Copy all lines holding the word "screenshot" from the entries.

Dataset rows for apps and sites

......

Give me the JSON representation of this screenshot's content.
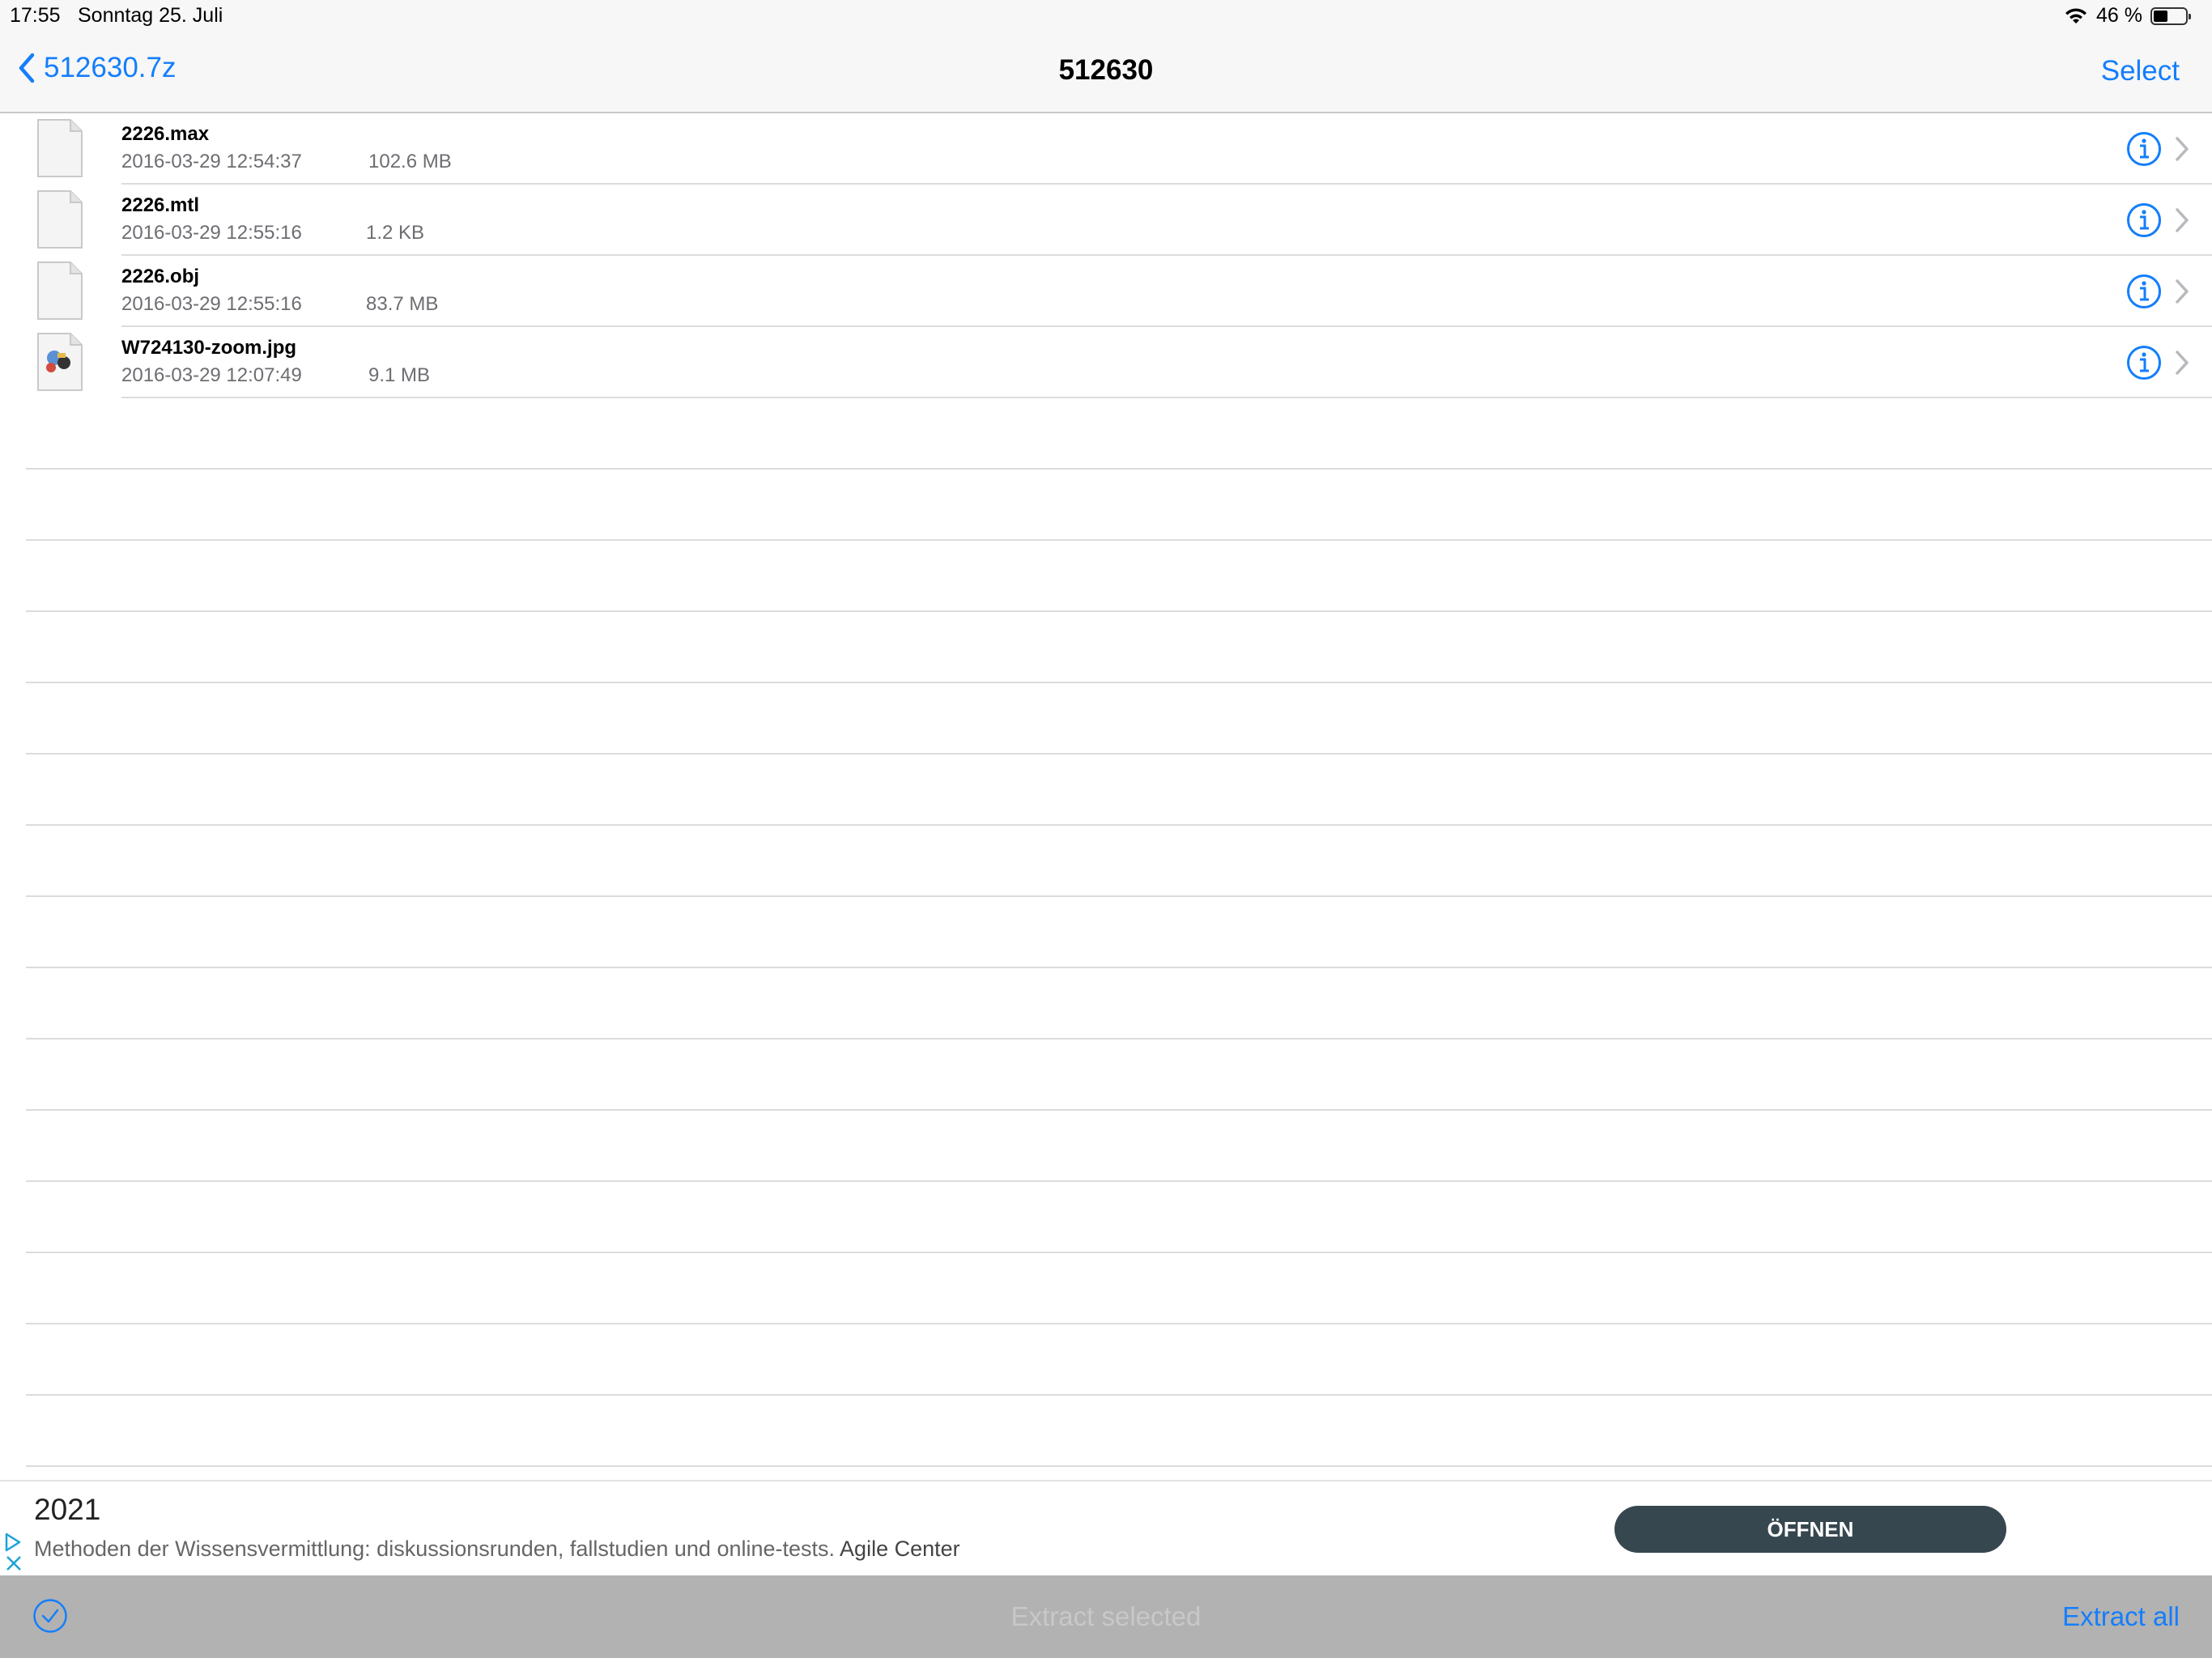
{
  "status_bar": {
    "time": "17:55",
    "date": "Sonntag 25. Juli",
    "battery": "46 %",
    "battery_level": 0.46
  },
  "nav": {
    "back_label": "512630.7z",
    "title": "512630",
    "select_label": "Select"
  },
  "files": [
    {
      "name": "2226.max",
      "date": "2016-03-29 12:54:37",
      "size": "102.6 MB",
      "icon": "generic-file-icon"
    },
    {
      "name": "2226.mtl",
      "date": "2016-03-29 12:55:16",
      "size": "1.2 KB",
      "icon": "generic-file-icon"
    },
    {
      "name": "2226.obj",
      "date": "2016-03-29 12:55:16",
      "size": "83.7 MB",
      "icon": "generic-file-icon"
    },
    {
      "name": "W724130-zoom.jpg",
      "date": "2016-03-29 12:07:49",
      "size": "9.1 MB",
      "icon": "image-file-icon"
    }
  ],
  "ad": {
    "title": "2021",
    "text": "Methoden der Wissensvermittlung: diskussionsrunden, fallstudien und online-tests.",
    "brand": "Agile Center",
    "button_label": "ÖFFNEN"
  },
  "toolbar": {
    "extract_selected_label": "Extract selected",
    "extract_all_label": "Extract all"
  },
  "colors": {
    "accent": "#147efb",
    "toolbar_bg": "#b2b2b2",
    "ad_button": "#37474f"
  }
}
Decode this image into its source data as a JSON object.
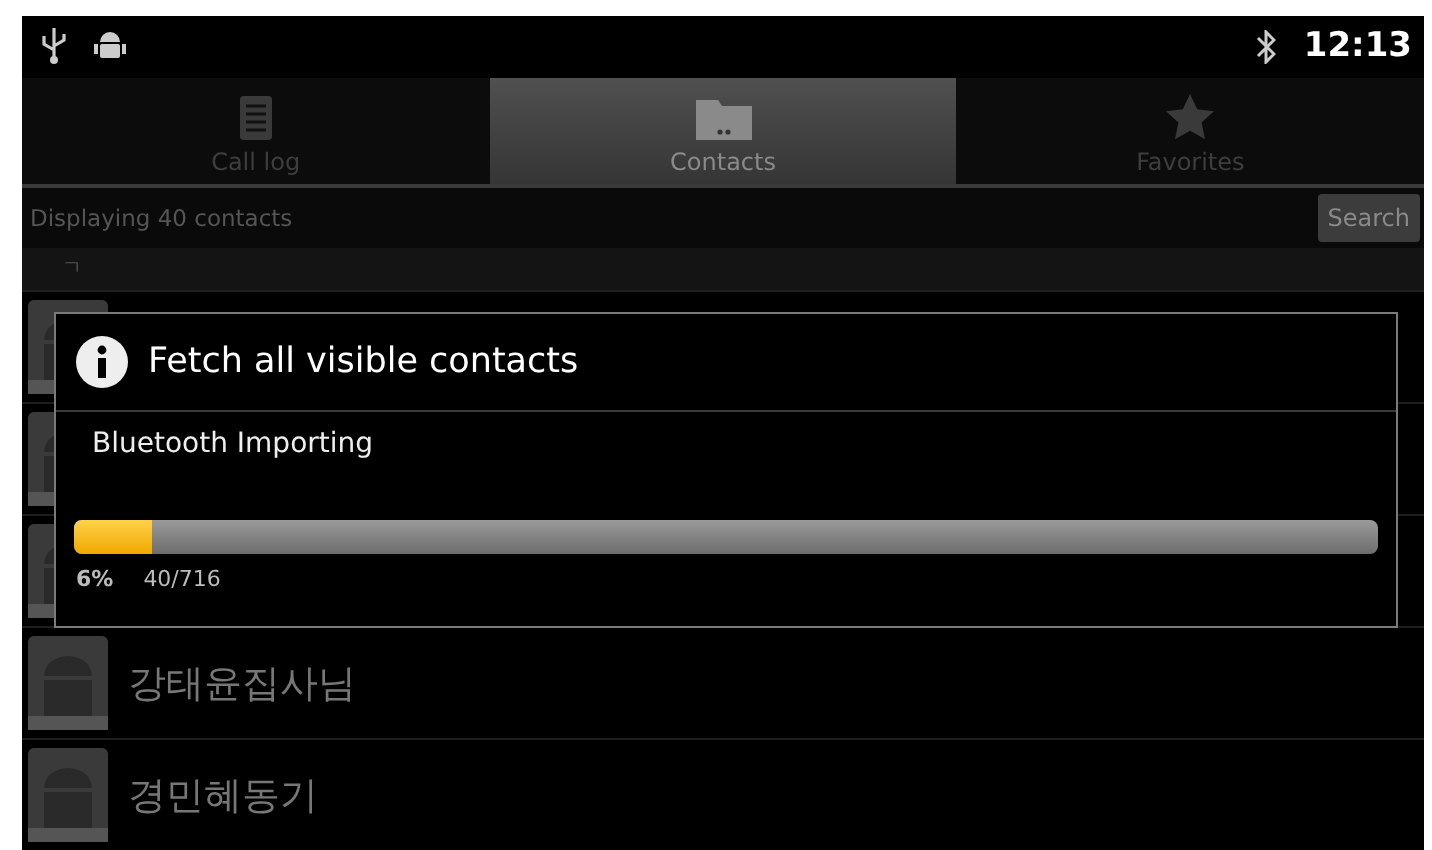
{
  "status_bar": {
    "time": "12:13"
  },
  "tabs": [
    {
      "label": "Call log",
      "selected": false,
      "kind": "list"
    },
    {
      "label": "Contacts",
      "selected": true,
      "kind": "folder"
    },
    {
      "label": "Favorites",
      "selected": false,
      "kind": "star"
    }
  ],
  "info_bar": {
    "text": "Displaying 40 contacts",
    "button": "Search"
  },
  "section_header": "ㄱ",
  "contacts": [
    {
      "kind": "covered"
    },
    {
      "kind": "covered"
    },
    {
      "kind": "covered"
    },
    {
      "kind": "contact",
      "name": "강태윤집사님"
    },
    {
      "kind": "contact",
      "name": "경민혜동기"
    }
  ],
  "dialog": {
    "title": "Fetch all visible contacts",
    "message": "Bluetooth Importing",
    "level": 0.06,
    "percent": "6%",
    "count": "40/716"
  }
}
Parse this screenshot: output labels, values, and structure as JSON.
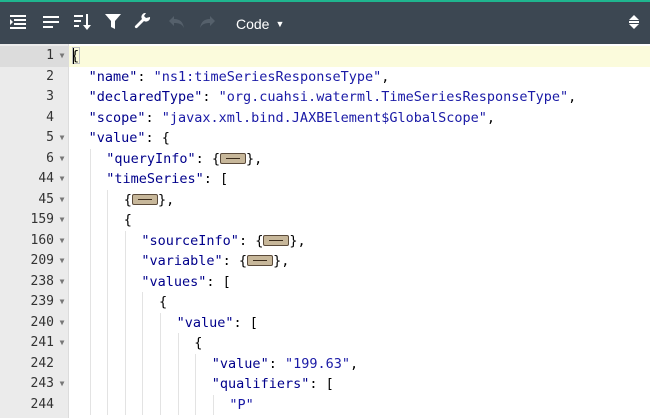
{
  "toolbar": {
    "mode_label": "Code",
    "icons": [
      "format-icon",
      "compact-icon",
      "sort-icon",
      "filter-icon",
      "repair-icon",
      "undo-icon",
      "redo-icon",
      "fullscreen-icon"
    ]
  },
  "editor": {
    "lines": [
      {
        "n": "1",
        "fold": true,
        "indent": 0,
        "tokens": [
          {
            "t": "p",
            "v": "{"
          }
        ]
      },
      {
        "n": "2",
        "fold": false,
        "indent": 1,
        "tokens": [
          {
            "t": "k",
            "v": "\"name\""
          },
          {
            "t": "p",
            "v": ": "
          },
          {
            "t": "s",
            "v": "\"ns1:timeSeriesResponseType\""
          },
          {
            "t": "p",
            "v": ","
          }
        ]
      },
      {
        "n": "3",
        "fold": false,
        "indent": 1,
        "tokens": [
          {
            "t": "k",
            "v": "\"declaredType\""
          },
          {
            "t": "p",
            "v": ": "
          },
          {
            "t": "s",
            "v": "\"org.cuahsi.waterml.TimeSeriesResponseType\""
          },
          {
            "t": "p",
            "v": ","
          }
        ]
      },
      {
        "n": "4",
        "fold": false,
        "indent": 1,
        "tokens": [
          {
            "t": "k",
            "v": "\"scope\""
          },
          {
            "t": "p",
            "v": ": "
          },
          {
            "t": "s",
            "v": "\"javax.xml.bind.JAXBElement$GlobalScope\""
          },
          {
            "t": "p",
            "v": ","
          }
        ]
      },
      {
        "n": "5",
        "fold": true,
        "indent": 1,
        "tokens": [
          {
            "t": "k",
            "v": "\"value\""
          },
          {
            "t": "p",
            "v": ": {"
          }
        ]
      },
      {
        "n": "6",
        "fold": true,
        "indent": 2,
        "tokens": [
          {
            "t": "k",
            "v": "\"queryInfo\""
          },
          {
            "t": "p",
            "v": ": {"
          },
          {
            "t": "w",
            "v": ""
          },
          {
            "t": "p",
            "v": "},"
          }
        ]
      },
      {
        "n": "44",
        "fold": true,
        "indent": 2,
        "tokens": [
          {
            "t": "k",
            "v": "\"timeSeries\""
          },
          {
            "t": "p",
            "v": ": ["
          }
        ]
      },
      {
        "n": "45",
        "fold": true,
        "indent": 3,
        "tokens": [
          {
            "t": "p",
            "v": "{"
          },
          {
            "t": "w",
            "v": ""
          },
          {
            "t": "p",
            "v": "},"
          }
        ]
      },
      {
        "n": "159",
        "fold": true,
        "indent": 3,
        "tokens": [
          {
            "t": "p",
            "v": "{"
          }
        ]
      },
      {
        "n": "160",
        "fold": true,
        "indent": 4,
        "tokens": [
          {
            "t": "k",
            "v": "\"sourceInfo\""
          },
          {
            "t": "p",
            "v": ": {"
          },
          {
            "t": "w",
            "v": ""
          },
          {
            "t": "p",
            "v": "},"
          }
        ]
      },
      {
        "n": "209",
        "fold": true,
        "indent": 4,
        "tokens": [
          {
            "t": "k",
            "v": "\"variable\""
          },
          {
            "t": "p",
            "v": ": {"
          },
          {
            "t": "w",
            "v": ""
          },
          {
            "t": "p",
            "v": "},"
          }
        ]
      },
      {
        "n": "238",
        "fold": true,
        "indent": 4,
        "tokens": [
          {
            "t": "k",
            "v": "\"values\""
          },
          {
            "t": "p",
            "v": ": ["
          }
        ]
      },
      {
        "n": "239",
        "fold": true,
        "indent": 5,
        "tokens": [
          {
            "t": "p",
            "v": "{"
          }
        ]
      },
      {
        "n": "240",
        "fold": true,
        "indent": 6,
        "tokens": [
          {
            "t": "k",
            "v": "\"value\""
          },
          {
            "t": "p",
            "v": ": ["
          }
        ]
      },
      {
        "n": "241",
        "fold": true,
        "indent": 7,
        "tokens": [
          {
            "t": "p",
            "v": "{"
          }
        ]
      },
      {
        "n": "242",
        "fold": false,
        "indent": 8,
        "tokens": [
          {
            "t": "k",
            "v": "\"value\""
          },
          {
            "t": "p",
            "v": ": "
          },
          {
            "t": "s",
            "v": "\"199.63\""
          },
          {
            "t": "p",
            "v": ","
          }
        ]
      },
      {
        "n": "243",
        "fold": true,
        "indent": 8,
        "tokens": [
          {
            "t": "k",
            "v": "\"qualifiers\""
          },
          {
            "t": "p",
            "v": ": ["
          }
        ]
      },
      {
        "n": "244",
        "fold": false,
        "indent": 9,
        "tokens": [
          {
            "t": "s",
            "v": "\"P\""
          }
        ]
      }
    ]
  },
  "colors": {
    "toolbar_bg": "#3c4752",
    "frame_accent": "#1fb58f",
    "key": "#00008b",
    "string": "#1a1aa6",
    "gutter_bg": "#ebebeb",
    "active_line": "#fbfbdc"
  }
}
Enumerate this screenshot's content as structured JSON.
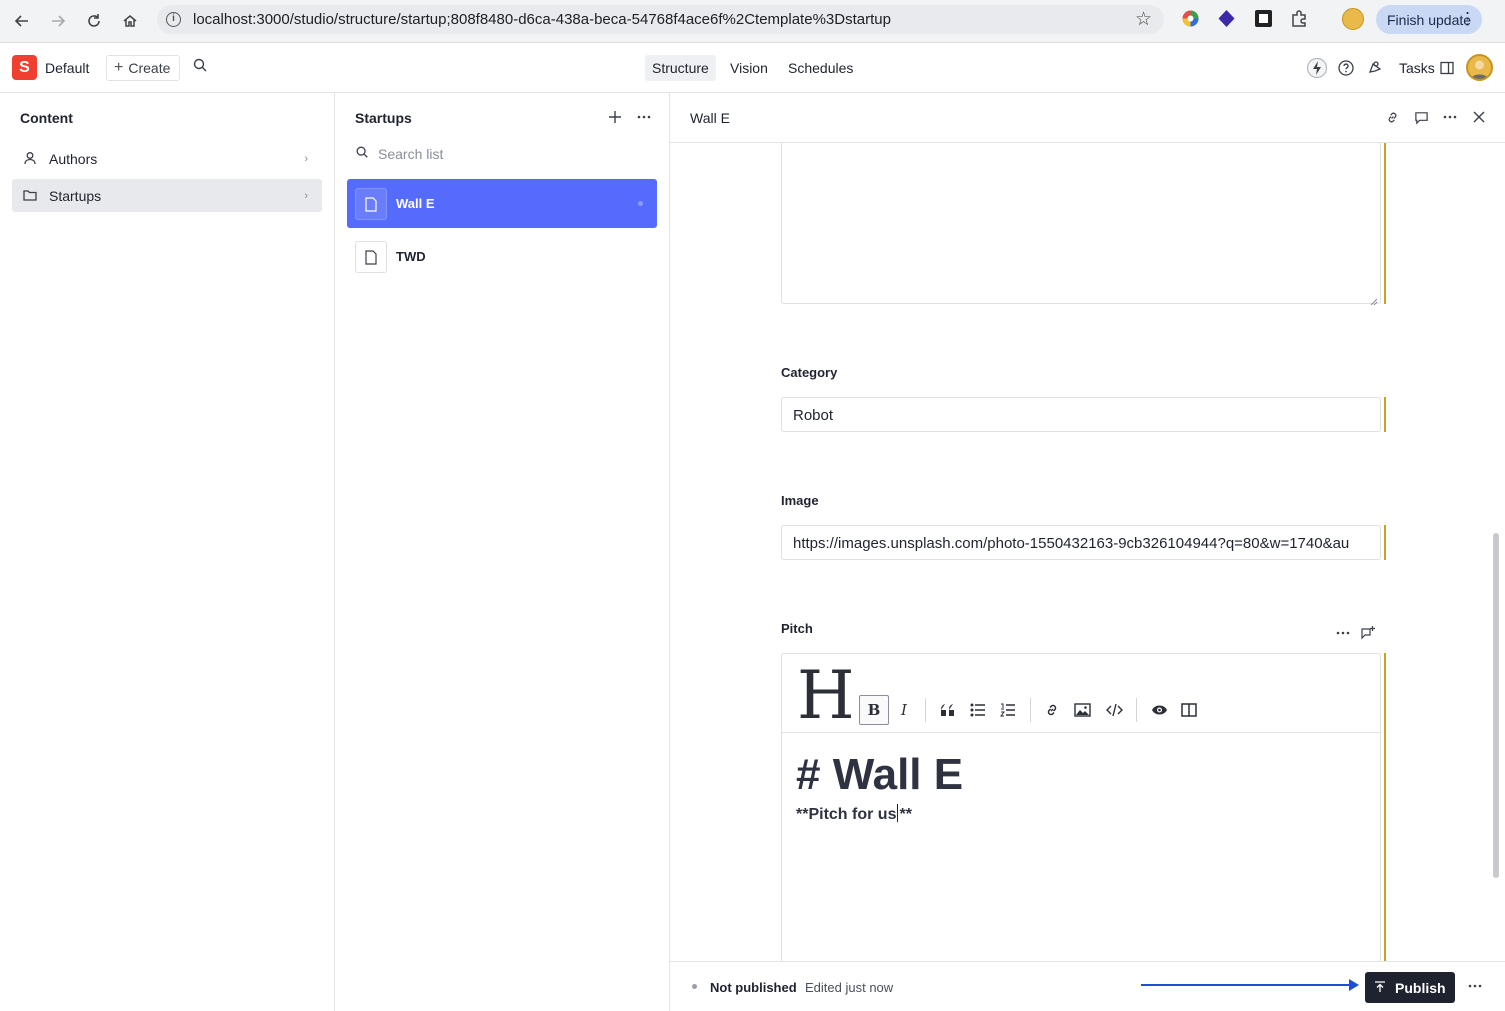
{
  "browser": {
    "url": "localhost:3000/studio/structure/startup;808f8480-d6ca-438a-beca-54768f4ace6f%2Ctemplate%3Dstartup",
    "finish_update": "Finish update"
  },
  "studio": {
    "logo_letter": "S",
    "workspace": "Default",
    "create_label": "Create",
    "tabs": [
      "Structure",
      "Vision",
      "Schedules"
    ],
    "active_tab": "Structure",
    "tasks_label": "Tasks"
  },
  "content_pane": {
    "title": "Content",
    "items": [
      {
        "label": "Authors",
        "icon": "user-icon"
      },
      {
        "label": "Startups",
        "icon": "folder-icon"
      }
    ]
  },
  "list_pane": {
    "title": "Startups",
    "search_placeholder": "Search list",
    "documents": [
      {
        "label": "Wall E",
        "selected": true
      },
      {
        "label": "TWD",
        "selected": false
      }
    ]
  },
  "editor": {
    "title": "Wall E",
    "fields": {
      "category": {
        "label": "Category",
        "value": "Robot"
      },
      "image": {
        "label": "Image",
        "value": "https://images.unsplash.com/photo-1550432163-9cb326104944?q=80&w=1740&au"
      },
      "pitch": {
        "label": "Pitch",
        "heading_line": "# Wall E",
        "body_before_cursor": "**Pitch for us",
        "body_after_cursor": "**"
      }
    },
    "toolbar": {
      "heading": "H",
      "bold": "B",
      "italic": "I"
    },
    "footer": {
      "status": "Not published",
      "edited": "Edited just now",
      "publish_label": "Publish"
    }
  },
  "colors": {
    "brand": "#f03e2f",
    "selection": "#556bfc",
    "change_indicator": "#c9a227",
    "arrow": "#1c4fd1"
  }
}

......

Result |
Give me the JSON representation of this screenshot's content.
Parse this screenshot: output labels, values, and structure as JSON.
Enumerate this screenshot's content as structured JSON.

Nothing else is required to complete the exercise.